We live in a tinder box climate.  Given our current sense of economic and protectionist insecurity, these sorts of fundamentalisms can go toxic on short notice anywhere.  Then come the witch hunts and events our grandchildren later wag their heads about.  It's a climate like 1914, where a chance assassination ends up as World War 1.

4. anti-women
And of course the trends above put our historic position on women in ministry in jeopardy.  Even though Acts is actually rather pro-women in ministry, the fundamentalism and primitivism forces usually lock their sights on 1 Timothy 2.  The household codes of the New Testament are not seen as they are--first century expressions of Christianity, like head coverings--but as God's timeless design for the home.

We'll see where it all leads...


Angie Van De Merwe said...

Someone stated and in light of this post someone could do an interestng analysis to see if the "movers and shakers" of this kind of thinking/doing are a certain personality type (S and J).

From what I understand, the S and J's will run the N and P off....or piss them the N and P's are more interested in the rational understanding of faith, and an open-ended faith. This makes for an anxious S and J....who want to make sure that salvation is assured and secure!

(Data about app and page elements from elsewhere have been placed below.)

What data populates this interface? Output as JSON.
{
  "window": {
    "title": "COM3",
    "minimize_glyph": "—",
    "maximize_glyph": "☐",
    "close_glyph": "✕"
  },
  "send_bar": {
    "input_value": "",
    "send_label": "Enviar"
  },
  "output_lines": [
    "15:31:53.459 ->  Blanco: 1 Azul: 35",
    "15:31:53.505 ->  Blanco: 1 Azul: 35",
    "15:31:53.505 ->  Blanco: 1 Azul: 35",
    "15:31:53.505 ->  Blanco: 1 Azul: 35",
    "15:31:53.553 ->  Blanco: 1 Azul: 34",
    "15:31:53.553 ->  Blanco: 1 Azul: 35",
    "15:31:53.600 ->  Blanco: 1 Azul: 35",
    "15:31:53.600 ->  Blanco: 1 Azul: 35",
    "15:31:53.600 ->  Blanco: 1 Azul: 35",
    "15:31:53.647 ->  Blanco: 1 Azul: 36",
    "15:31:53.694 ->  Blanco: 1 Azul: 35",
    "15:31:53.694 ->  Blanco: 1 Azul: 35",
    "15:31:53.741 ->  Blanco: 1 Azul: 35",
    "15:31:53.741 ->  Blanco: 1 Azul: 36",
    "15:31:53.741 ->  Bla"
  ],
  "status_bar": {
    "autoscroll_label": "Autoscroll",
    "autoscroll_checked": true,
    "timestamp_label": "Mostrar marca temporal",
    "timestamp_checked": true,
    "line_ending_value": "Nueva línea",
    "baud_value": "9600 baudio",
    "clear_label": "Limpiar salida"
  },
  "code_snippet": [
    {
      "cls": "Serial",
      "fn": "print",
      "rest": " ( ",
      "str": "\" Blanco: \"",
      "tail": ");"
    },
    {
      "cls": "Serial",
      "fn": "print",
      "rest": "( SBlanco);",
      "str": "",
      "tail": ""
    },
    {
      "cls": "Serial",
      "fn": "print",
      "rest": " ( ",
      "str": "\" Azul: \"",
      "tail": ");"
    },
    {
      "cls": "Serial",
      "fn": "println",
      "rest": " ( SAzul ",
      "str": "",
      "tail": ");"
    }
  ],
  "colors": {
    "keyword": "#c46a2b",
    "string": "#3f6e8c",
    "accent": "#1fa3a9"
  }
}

Of course, besides the concrete being seen in the ritual/symbolic, Scriptures are also seen in this light, to make judgments and one's faith concrete. Fundamentalism is an S and J creation!

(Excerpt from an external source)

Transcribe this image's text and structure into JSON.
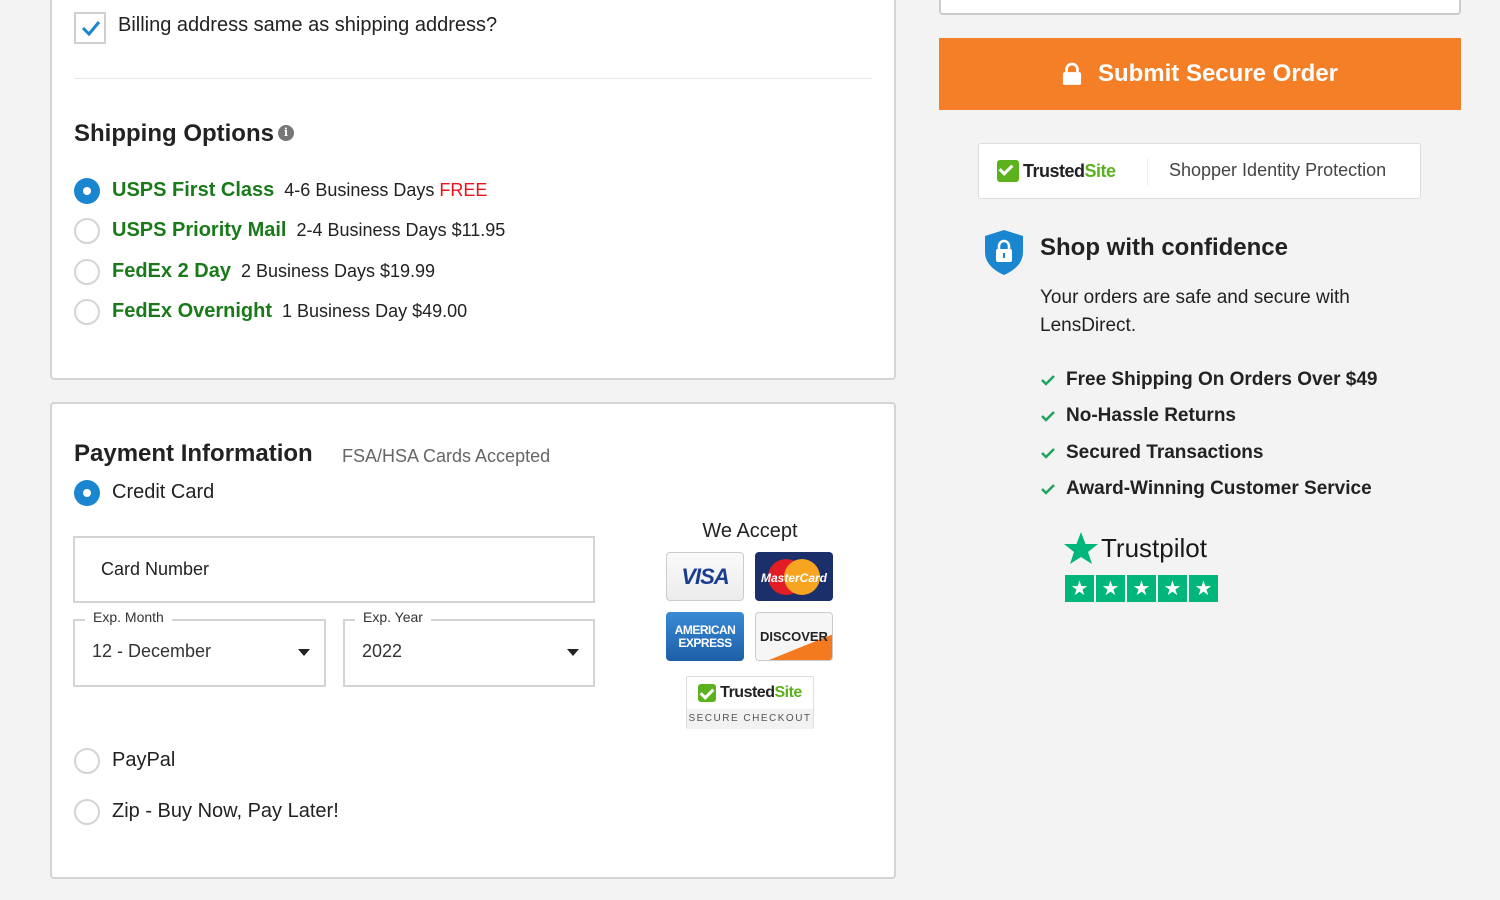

Angie Van De Merwe said...

BTW, some cant' seem to understand "God" as a symbol, And this can be a REAL problem, because then politics becomes a matter of "Gods' Will" or doing what one "Should"(allegience to God or Church), and those that can see or understand "God" as a symbol, still are prone to "order" such that it limits much. (Bill Gothard's "Basic Youth Conflicts", or dogmatic social ordering such that it limits the individuals within these relational and systemic contracts/bonds).

Church growth isn't my "cup of tea", as I don't believe that this institution should be the "end", nor is "God". And this is why I value the liberty of conscience that our country has traditionally upheld concerning religion.

Our Country allows for the personal, the individual, the ideas both academic and pragmatic that lend themselves to flourishing humans and society.

Rclay said...

Kenny, you said, "If we had a Matthew 2, a Mark 2, and a John 2, it would give us as different a picture as Luke does from these other gospels."
So do we look outside of scripture to find God's plan for the church. Or even more, do we look at books not even written to ponder God's will. Where will or can that lead?

Ken Schenck said...

It's messy to be sure, but the messiness is not an argument against the need. This is simply the nature of the situation. If we do not recognize how much of us is involved in what we call the Bible, then we simply mistake ourselves for the Bible.

Angie Van De Merwe said...

Some believe that what works, works, whether one believes that God created, or not. These can engage the Academic disciplines , work with business models, or social/political models without any thought that these models, usurp "God's place" or "God's right" over people.

Angie Van De Merwe said...

Where can following discovery lead? to new understandings about how things work, what makes for the human, how to understand social and political problems, and MANY many other life is an "open book" not a closed one!

FrGregACCA said...

All Evangelicals must be challenged to read the Bible in the context of the whole Tradition. If they don't, they will, as has happened historically, fall into either some kind of fundamentalism or,in reaction, into a liberalism that largely fails to take the Bible or the rest of the Tradition seriously in any substantial way.